* **Task description**
The answer must consist of every line from the entries below that contains the word "JSON".

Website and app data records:

========

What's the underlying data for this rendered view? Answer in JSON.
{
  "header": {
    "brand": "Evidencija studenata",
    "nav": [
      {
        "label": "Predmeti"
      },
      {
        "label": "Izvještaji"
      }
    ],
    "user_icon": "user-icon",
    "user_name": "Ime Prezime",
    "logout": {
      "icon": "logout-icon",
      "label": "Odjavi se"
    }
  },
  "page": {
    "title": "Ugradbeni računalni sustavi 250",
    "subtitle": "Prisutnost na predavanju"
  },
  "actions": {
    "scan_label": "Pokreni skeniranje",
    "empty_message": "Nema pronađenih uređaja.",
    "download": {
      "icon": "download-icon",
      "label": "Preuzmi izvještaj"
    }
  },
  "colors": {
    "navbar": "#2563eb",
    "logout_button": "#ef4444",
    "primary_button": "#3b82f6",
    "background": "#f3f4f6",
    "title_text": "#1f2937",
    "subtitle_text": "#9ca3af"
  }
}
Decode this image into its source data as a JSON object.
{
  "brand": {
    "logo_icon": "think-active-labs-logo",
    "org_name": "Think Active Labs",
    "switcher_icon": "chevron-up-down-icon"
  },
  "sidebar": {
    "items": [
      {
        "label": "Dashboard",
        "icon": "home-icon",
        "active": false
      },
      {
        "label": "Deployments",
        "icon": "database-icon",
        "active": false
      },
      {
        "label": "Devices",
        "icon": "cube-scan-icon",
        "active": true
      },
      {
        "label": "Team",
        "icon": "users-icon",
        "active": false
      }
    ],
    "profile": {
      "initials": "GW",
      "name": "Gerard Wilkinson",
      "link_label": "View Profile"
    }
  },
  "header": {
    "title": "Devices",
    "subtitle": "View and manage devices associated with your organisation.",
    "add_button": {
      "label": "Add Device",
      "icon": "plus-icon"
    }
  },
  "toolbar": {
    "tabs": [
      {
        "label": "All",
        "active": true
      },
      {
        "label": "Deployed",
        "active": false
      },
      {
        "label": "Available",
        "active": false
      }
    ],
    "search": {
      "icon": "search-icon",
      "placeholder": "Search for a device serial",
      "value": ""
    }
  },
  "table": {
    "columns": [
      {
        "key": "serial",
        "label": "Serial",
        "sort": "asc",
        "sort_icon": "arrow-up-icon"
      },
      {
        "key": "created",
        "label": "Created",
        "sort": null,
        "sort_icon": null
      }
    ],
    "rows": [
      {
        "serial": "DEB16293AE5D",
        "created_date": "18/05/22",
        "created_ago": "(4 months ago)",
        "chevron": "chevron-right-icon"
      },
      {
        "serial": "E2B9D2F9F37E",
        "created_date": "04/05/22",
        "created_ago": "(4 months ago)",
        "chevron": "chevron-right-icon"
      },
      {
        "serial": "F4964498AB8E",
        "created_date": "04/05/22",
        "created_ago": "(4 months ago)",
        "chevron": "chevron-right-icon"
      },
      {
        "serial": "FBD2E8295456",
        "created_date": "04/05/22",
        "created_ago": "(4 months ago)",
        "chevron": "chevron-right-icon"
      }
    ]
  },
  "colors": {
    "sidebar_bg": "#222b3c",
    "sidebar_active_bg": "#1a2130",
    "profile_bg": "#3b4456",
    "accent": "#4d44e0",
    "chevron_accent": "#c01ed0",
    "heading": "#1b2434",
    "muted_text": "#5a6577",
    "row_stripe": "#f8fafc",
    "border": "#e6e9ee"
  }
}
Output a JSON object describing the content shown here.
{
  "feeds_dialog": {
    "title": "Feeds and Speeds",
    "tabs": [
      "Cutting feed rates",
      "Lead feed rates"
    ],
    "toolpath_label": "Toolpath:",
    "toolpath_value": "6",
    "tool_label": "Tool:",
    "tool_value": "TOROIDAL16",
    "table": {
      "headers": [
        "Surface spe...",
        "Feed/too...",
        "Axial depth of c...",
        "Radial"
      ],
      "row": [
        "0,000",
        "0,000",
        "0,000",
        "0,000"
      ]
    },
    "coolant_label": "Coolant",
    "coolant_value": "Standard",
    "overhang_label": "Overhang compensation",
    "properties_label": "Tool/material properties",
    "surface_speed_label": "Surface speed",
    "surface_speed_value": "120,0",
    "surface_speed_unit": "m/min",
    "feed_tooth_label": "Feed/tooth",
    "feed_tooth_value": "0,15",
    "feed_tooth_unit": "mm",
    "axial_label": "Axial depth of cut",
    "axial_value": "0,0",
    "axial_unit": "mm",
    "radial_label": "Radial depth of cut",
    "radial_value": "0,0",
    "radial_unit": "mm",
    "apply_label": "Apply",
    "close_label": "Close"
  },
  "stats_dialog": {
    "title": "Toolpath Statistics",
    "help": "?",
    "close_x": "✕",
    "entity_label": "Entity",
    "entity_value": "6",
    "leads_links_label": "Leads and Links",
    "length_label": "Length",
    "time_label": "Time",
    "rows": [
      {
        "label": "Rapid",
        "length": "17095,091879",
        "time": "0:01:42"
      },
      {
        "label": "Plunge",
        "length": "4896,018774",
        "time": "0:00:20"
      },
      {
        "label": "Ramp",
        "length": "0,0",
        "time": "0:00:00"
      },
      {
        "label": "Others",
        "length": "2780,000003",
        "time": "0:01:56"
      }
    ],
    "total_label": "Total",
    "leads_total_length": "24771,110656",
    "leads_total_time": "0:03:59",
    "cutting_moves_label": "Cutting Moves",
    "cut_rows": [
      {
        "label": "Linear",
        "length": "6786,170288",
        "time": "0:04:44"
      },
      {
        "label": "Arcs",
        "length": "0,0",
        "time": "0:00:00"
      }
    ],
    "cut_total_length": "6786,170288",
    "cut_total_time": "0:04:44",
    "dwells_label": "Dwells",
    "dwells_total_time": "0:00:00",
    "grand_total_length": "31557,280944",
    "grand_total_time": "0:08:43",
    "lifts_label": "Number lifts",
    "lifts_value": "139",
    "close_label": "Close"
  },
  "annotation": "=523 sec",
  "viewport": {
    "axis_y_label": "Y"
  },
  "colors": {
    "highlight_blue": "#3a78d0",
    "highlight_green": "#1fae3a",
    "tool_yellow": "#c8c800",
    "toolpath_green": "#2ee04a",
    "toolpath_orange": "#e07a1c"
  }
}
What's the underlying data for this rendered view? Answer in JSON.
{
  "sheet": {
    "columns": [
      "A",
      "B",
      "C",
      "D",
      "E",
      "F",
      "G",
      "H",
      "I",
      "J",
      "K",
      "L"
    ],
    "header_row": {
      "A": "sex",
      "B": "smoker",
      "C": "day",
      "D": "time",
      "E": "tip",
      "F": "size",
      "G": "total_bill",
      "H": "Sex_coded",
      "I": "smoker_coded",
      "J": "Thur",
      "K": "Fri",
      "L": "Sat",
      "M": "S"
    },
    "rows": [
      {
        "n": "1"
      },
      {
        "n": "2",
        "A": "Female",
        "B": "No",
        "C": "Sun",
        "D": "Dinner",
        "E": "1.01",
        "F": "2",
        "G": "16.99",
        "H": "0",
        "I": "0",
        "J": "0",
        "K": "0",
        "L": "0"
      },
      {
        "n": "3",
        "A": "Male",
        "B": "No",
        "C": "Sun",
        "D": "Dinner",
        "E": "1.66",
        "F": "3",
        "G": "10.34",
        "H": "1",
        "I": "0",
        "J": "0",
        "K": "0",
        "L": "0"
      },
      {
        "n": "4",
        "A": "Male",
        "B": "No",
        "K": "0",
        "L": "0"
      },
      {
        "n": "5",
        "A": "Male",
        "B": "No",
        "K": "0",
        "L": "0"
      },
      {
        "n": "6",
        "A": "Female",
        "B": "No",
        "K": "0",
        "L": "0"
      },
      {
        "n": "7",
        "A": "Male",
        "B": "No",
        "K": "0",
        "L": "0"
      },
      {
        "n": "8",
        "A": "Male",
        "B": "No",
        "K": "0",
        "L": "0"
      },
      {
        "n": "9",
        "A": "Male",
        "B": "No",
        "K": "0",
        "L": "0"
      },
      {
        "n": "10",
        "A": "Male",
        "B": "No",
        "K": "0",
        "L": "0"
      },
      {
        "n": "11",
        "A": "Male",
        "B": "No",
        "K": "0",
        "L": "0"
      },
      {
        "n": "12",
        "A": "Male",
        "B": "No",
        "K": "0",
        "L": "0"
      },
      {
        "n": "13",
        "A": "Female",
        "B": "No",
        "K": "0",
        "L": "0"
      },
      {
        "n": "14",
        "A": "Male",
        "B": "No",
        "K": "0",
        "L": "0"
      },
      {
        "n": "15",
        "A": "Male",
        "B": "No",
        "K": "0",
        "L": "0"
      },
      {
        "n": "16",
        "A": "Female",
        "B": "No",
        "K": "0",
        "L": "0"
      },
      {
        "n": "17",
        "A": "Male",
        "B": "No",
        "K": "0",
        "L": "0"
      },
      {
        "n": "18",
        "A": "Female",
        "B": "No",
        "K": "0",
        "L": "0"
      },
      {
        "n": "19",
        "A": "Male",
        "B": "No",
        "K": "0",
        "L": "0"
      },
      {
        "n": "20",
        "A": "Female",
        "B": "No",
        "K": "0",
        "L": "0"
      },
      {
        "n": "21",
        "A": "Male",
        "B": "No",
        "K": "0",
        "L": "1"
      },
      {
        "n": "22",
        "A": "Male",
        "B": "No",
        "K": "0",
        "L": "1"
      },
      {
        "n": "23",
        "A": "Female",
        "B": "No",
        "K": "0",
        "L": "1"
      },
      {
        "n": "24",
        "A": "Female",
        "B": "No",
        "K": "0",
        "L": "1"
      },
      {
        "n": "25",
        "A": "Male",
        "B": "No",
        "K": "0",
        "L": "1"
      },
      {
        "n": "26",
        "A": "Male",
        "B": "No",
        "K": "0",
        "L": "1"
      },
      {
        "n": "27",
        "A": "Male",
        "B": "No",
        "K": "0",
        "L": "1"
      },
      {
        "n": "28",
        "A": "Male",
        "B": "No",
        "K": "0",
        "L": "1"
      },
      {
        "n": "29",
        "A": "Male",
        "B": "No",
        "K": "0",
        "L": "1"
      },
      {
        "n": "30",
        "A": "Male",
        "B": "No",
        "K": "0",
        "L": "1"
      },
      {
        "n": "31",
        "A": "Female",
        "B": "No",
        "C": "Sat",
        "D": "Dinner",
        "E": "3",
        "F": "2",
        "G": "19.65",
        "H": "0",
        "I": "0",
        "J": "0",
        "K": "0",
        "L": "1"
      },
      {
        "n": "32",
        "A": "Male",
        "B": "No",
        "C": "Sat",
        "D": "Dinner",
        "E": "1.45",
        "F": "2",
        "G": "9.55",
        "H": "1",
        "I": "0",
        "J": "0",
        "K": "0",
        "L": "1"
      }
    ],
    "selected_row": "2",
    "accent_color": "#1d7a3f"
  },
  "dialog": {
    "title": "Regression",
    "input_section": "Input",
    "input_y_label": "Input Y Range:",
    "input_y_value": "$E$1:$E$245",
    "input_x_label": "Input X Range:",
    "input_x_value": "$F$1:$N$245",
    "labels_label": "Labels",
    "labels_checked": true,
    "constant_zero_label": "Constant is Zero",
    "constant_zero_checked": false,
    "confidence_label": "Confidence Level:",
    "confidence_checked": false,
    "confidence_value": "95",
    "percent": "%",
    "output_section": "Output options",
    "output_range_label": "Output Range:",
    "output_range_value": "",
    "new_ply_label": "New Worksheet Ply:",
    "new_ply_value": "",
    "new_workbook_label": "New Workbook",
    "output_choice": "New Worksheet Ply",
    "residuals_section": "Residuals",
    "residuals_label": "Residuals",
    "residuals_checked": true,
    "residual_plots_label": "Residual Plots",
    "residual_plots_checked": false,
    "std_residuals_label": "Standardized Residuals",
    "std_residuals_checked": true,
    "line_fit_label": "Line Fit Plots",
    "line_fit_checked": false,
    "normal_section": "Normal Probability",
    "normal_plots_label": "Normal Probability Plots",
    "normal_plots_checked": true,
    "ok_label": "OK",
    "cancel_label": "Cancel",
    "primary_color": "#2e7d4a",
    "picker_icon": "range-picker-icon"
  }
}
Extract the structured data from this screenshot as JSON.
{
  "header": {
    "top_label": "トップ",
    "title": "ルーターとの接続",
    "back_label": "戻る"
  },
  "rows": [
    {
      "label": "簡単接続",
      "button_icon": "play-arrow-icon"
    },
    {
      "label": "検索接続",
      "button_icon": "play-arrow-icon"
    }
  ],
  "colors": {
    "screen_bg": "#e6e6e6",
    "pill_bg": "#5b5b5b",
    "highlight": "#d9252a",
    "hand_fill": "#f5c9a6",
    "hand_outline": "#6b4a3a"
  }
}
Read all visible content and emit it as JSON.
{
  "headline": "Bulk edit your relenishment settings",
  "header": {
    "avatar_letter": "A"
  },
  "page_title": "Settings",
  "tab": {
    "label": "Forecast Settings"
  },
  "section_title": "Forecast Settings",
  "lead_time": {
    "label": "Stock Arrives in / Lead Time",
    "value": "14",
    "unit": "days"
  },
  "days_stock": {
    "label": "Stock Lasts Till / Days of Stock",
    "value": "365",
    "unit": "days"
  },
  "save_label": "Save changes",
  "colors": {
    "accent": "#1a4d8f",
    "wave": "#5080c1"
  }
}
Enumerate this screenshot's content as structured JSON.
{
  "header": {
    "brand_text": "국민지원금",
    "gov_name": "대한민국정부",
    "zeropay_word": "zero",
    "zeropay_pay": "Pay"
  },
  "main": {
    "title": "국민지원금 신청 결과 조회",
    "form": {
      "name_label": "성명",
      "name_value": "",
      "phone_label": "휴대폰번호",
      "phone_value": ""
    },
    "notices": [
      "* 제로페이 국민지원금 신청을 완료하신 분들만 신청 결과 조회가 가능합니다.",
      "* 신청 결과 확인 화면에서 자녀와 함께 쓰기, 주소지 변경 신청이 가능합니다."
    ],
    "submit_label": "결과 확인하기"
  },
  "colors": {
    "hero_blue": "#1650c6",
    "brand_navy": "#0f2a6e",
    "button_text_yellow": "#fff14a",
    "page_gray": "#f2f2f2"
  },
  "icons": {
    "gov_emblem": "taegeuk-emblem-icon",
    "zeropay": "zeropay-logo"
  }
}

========

* **Response for this exercise**
What's the underlying data for this rendered view? Answer in JSON.
Decode this image into its source data as a JSON object.
Output a JSON object describing the content shown here.
What's the underlying data for this rendered view? Answer in JSON.
Extract the structured data from this screenshot as JSON.
Read all visible content and emit it as JSON.
Enumerate this screenshot's content as structured JSON.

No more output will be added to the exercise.